Could you return the data that follows exactly, minus the images?

#####

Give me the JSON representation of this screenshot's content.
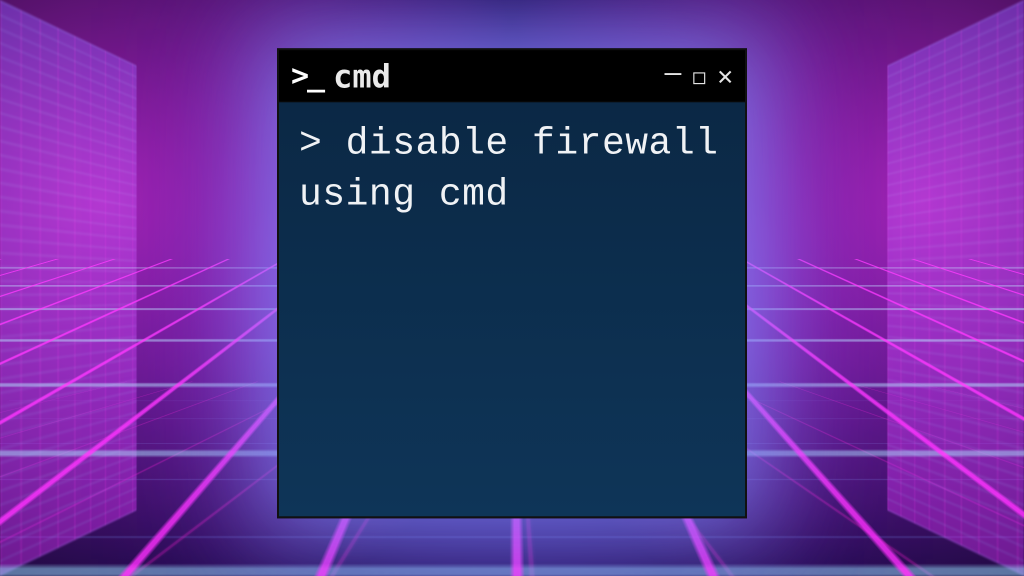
{
  "window": {
    "icon_label": ">_",
    "title": "cmd",
    "controls": {
      "minimize": "–",
      "maximize": "□",
      "close": "✕"
    }
  },
  "terminal": {
    "prompt": ">",
    "command": "disable firewall using cmd"
  },
  "colors": {
    "titlebar_bg": "#000000",
    "body_bg": "#0e3558",
    "text": "#f0f2f5",
    "neon_pink": "#ff28e6",
    "neon_blue": "#4a6aff"
  }
}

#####

RESULT OF THE TASK -
Give me the JSON representation of this screenshot's content.
{
  "window": {
    "icon_label": ">_",
    "title": "cmd",
    "controls": {
      "minimize": "–",
      "maximize": "□",
      "close": "✕"
    }
  },
  "terminal": {
    "prompt": ">",
    "command": "disable firewall using cmd"
  },
  "colors": {
    "titlebar_bg": "#000000",
    "body_bg": "#0e3558",
    "text": "#f0f2f5",
    "neon_pink": "#ff28e6",
    "neon_blue": "#4a6aff"
  }
}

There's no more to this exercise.